With wildfires in Central Oregon already prompting evacuations, I’m glad Oregon policymakers have made critical investments in funding for science and our public institutions of higher education. Oregon’s public universities do more than just prepare the next generation of Oregon’s leaders — they are researching human-caused climate change and what we should do about it.
I am a proud graduate of the University of Oregon, where I received a Bachelor of Science and did graduate work in environmental studies. At the UO, researchers in the social, natural, and physical sciences study many aspects of climate change, including how it increases the number of wildfires, affects indigenous and rural communities, and changes the ecology of grasslands.
In addition, UO’s Oregon Hazard Lab operates Oregon’s portion of the Alert Wildfire system, which provides state-of-the art pan-tilt-zoom fire cameras to help firefighters and first responders discover and locate fires quickly and help evacuations through enhanced situational awareness via a publicly accessible website. That’s why it’s more important than ever that our state and federal government make significant investments in our public universities.
As a former board member of environmental organizations in San Francisco and Alaska, and a member of the American Sustainable Business Council, Sustainable Land Development International, and the California Association of Winegrape Growers, I am acutely aware of the impacts of the climate crisis on businesses and entire industries, including the wine industry. It is critical that universities have the funding they need to continue research to address the crisis and mitigate connected hazards, such as raised temperatures and longer, more dangerous wildfire seasons.
During the past legislative session, Oregon legislators, including our own Sen. Tim Knopp and Rep. Jason Kropf (a fellow Oregon Duck), funded the Public University Support Fund at the higher education community’s request of $900 million. This funding will allow universities like my alma mater and our local Oregon State University to continue doing groundbreaking research to keep our communities safe and our industries thriving. I hope we will see state lawmakers continue to prioritize these investments. Our future depends on it.

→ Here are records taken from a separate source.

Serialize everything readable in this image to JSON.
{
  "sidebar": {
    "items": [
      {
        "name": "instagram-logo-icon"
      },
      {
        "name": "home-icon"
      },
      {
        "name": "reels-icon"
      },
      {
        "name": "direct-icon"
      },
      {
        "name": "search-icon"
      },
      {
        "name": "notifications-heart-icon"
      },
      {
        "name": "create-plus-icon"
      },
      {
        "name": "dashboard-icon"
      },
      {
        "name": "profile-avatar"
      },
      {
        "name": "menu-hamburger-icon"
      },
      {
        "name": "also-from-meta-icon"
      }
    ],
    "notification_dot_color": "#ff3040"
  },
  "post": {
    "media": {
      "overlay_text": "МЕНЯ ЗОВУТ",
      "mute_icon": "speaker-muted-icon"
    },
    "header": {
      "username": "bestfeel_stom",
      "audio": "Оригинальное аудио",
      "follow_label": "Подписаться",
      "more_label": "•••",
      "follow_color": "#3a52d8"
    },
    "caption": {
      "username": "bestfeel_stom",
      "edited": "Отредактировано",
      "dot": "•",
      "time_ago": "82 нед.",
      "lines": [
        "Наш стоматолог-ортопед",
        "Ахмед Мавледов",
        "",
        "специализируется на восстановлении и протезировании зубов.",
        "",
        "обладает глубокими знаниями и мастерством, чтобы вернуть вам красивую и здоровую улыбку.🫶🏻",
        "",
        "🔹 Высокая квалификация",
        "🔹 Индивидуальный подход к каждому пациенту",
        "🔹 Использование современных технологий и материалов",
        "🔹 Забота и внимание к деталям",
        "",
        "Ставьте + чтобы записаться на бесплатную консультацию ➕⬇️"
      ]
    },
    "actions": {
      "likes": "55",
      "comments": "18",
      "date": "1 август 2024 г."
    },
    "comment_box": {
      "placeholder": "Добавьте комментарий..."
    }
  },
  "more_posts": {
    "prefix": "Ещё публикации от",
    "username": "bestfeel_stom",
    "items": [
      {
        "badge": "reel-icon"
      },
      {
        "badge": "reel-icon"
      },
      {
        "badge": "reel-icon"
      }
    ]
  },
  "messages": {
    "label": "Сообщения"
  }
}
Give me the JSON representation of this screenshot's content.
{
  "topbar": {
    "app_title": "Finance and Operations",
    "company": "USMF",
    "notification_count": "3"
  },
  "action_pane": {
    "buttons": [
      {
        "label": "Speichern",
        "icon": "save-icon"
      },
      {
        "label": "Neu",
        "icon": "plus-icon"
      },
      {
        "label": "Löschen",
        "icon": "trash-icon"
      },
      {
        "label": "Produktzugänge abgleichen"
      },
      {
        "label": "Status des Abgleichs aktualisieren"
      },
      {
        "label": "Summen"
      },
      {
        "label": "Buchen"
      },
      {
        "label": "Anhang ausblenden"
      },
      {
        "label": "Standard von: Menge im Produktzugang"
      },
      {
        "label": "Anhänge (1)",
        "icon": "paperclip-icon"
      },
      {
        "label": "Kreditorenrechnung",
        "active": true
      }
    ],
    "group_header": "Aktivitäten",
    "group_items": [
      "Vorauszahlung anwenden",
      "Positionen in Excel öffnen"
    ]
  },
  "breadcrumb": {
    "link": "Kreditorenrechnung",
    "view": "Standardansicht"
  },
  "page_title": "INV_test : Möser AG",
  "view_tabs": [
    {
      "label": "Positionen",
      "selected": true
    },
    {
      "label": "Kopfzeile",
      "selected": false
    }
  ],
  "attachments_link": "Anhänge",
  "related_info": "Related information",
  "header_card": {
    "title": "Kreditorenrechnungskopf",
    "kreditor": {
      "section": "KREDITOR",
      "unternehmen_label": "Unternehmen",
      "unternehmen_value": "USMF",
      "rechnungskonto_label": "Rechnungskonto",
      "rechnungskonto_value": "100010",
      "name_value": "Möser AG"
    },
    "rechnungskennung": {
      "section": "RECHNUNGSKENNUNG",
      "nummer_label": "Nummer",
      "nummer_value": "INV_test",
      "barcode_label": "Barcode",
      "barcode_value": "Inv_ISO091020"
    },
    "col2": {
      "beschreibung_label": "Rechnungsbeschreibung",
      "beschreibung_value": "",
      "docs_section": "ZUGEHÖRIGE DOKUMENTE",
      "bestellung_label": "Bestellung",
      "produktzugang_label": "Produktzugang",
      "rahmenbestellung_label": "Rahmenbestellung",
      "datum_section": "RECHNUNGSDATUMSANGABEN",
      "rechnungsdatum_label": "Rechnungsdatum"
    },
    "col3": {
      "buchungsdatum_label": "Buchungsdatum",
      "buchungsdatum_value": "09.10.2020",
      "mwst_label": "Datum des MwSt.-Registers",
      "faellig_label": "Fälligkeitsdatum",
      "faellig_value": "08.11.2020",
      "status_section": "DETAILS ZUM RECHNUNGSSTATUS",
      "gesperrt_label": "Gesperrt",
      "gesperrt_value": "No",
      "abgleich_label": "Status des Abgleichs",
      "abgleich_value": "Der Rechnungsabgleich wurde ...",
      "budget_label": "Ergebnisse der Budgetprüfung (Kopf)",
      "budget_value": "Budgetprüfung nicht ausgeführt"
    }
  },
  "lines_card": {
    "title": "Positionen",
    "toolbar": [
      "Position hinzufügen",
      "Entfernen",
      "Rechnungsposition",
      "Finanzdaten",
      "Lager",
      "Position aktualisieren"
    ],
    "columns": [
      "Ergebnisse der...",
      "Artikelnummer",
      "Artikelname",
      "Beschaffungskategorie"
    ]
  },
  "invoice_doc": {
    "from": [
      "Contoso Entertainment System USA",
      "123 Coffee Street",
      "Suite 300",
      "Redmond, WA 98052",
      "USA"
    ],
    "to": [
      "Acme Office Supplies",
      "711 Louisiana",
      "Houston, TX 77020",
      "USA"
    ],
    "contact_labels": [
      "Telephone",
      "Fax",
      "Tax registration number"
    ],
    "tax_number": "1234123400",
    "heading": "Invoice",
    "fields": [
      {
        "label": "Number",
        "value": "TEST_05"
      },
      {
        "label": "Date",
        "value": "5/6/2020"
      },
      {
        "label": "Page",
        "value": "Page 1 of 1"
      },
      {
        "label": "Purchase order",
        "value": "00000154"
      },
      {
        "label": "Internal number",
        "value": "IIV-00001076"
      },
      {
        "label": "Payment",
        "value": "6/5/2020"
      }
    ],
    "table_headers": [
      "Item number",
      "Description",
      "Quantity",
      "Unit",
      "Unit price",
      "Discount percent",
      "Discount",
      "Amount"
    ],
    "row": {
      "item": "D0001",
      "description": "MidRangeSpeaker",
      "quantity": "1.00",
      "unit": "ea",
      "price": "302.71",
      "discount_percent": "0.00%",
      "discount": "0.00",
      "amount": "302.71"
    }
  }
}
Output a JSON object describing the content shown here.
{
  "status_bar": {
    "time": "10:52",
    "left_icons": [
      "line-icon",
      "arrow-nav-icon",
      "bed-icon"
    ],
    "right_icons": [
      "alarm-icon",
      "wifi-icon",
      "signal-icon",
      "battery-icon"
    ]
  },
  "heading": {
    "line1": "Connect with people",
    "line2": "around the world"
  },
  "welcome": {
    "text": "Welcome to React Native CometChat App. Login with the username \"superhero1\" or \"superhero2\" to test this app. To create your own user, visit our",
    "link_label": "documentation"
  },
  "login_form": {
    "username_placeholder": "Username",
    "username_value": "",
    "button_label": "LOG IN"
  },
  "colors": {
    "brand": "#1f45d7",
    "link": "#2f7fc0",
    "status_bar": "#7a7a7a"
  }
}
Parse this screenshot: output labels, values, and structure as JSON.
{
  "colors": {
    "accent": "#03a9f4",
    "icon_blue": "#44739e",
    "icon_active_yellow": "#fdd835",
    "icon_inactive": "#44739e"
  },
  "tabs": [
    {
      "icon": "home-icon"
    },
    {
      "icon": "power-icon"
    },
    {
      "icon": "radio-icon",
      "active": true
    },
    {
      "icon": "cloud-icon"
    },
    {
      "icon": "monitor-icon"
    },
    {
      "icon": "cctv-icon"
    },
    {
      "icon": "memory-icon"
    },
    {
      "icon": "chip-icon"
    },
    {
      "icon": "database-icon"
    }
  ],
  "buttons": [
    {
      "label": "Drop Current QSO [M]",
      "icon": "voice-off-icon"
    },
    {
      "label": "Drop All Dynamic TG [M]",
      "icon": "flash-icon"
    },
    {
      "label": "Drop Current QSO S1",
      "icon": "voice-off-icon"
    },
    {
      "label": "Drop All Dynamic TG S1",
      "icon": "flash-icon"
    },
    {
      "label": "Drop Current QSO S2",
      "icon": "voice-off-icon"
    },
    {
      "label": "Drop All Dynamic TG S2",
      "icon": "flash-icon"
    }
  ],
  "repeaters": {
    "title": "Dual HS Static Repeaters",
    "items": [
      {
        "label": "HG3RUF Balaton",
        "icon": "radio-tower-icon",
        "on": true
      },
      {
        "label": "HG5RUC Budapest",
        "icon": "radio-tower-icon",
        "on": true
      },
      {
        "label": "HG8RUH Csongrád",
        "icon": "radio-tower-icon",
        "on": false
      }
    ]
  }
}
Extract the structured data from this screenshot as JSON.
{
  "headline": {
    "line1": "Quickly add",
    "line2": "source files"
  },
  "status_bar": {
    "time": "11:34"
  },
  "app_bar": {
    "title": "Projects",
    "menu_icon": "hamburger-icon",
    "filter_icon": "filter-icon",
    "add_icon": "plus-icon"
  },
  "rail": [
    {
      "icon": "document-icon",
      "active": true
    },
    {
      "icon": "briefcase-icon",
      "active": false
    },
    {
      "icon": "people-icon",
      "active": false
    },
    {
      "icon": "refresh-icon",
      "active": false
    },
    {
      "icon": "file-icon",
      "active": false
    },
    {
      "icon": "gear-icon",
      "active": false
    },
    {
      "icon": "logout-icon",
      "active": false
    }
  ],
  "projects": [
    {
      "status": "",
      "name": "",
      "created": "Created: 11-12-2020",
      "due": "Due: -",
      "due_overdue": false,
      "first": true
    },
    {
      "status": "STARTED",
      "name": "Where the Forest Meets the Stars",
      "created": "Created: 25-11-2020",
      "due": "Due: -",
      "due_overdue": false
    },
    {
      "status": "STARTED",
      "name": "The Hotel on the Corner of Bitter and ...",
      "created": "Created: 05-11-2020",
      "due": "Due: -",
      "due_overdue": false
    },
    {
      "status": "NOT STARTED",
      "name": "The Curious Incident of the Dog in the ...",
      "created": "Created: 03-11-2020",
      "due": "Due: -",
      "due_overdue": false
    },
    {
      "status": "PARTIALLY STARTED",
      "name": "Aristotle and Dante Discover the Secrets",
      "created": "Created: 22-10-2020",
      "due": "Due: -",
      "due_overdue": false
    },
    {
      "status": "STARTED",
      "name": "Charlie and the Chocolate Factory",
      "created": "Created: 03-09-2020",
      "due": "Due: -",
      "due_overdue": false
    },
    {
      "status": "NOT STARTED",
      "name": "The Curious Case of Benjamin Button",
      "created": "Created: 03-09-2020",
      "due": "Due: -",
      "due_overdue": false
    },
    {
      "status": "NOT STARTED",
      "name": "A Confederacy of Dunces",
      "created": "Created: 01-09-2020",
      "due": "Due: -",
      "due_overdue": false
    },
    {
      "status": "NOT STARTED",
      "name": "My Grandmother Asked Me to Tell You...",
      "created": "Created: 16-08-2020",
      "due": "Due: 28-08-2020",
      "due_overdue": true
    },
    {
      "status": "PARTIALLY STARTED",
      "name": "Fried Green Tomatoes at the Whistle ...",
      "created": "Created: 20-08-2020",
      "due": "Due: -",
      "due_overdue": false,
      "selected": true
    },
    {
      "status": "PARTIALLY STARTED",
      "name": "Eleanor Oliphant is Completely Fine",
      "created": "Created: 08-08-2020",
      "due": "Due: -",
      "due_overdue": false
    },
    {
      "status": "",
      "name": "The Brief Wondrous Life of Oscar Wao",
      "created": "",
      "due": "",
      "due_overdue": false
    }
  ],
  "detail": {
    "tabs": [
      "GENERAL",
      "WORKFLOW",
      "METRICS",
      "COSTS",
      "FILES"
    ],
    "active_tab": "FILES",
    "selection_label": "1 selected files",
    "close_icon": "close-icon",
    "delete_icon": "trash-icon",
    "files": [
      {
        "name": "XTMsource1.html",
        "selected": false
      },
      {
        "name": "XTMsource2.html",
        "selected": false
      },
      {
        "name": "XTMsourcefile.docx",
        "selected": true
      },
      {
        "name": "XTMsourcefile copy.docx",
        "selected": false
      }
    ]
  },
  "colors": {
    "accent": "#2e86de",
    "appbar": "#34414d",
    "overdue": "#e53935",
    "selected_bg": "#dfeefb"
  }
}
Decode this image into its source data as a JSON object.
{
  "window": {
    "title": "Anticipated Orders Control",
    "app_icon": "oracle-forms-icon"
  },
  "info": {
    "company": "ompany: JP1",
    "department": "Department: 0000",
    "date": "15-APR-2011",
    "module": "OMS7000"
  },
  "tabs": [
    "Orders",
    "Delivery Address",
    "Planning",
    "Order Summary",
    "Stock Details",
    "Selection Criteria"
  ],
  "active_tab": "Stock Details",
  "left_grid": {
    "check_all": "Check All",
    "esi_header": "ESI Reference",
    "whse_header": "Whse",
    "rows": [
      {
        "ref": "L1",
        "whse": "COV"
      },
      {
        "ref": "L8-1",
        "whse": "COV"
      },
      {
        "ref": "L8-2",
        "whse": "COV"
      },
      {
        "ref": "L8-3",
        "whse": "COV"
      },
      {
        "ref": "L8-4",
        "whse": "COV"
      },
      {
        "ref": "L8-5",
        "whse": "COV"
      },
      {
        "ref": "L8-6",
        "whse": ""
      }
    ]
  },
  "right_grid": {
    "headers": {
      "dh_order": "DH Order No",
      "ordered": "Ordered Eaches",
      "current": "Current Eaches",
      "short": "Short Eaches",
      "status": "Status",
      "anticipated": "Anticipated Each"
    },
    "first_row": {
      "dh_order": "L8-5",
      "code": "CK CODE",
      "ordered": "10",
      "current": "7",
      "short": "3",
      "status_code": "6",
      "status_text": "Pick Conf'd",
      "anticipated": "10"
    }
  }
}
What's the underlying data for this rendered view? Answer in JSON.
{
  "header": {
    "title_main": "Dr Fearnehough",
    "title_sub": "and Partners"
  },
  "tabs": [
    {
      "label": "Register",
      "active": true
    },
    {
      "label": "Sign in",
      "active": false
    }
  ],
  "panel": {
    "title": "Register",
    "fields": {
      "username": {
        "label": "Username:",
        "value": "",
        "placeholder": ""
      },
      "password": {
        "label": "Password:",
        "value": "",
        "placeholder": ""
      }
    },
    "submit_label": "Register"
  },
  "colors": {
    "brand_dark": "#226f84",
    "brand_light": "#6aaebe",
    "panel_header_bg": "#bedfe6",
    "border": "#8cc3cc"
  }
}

Additionally, I was pleased to see the entire Oregon House congressional delegation, including our congressman, Cliff Bentz, vote to pass the National Science Foundation for the Future Act.
The National Science Foundation (NSF), an independent federal agency dedicated to promoting the progress of science, has an important partnership with Oregon’s three largest universities — UO, OSU, and Portland State University — and provided a total of $118.8 million in awards in Oregon last year. The NSF’s partnership with universities has led to incredible discoveries, like the internet and mRNA vaccines. This same partnership is fueling much of the research around climate change and wildfire science.
Additionally, the NSF invested $7.4 million in Oregon startups through the agency’s small business program. As an entrepreneur, I know how important these investments can be to Oregon’s small tech companies.
The National Science Foundation for the Future Act will allow Oregon’s research universities and small businesses to continue creating knowledge to address climate change and help our state and industries become more resilient.
This summer, if you see our congressman or local legislators, make sure to thank them for supporting investments in science and higher education.
Our ability to understand and mitigate the effects of climate change is key to the success of our state’s industries and the health and well-being of Oregonians.
And as our neighbors leave their belongings behind, evacuating from yet another wildfire, this research is more pressing than ever.